[Stored data]

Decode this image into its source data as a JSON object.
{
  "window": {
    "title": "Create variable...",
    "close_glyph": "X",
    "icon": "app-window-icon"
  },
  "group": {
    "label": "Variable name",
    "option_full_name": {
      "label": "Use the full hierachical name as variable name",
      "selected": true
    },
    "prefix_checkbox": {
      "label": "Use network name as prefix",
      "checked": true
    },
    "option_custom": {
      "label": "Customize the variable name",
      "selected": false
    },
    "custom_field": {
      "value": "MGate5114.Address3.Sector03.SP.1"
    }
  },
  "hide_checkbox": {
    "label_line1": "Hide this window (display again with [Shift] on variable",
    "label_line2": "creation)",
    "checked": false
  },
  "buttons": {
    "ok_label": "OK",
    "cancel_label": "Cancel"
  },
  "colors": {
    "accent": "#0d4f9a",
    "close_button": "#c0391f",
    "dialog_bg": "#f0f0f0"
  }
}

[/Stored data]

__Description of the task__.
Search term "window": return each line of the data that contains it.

__Exercise solution__.
  "window": {
    "icon": "app-window-icon"
    "label_line1": "Hide this window (display again with [Shift] on variable",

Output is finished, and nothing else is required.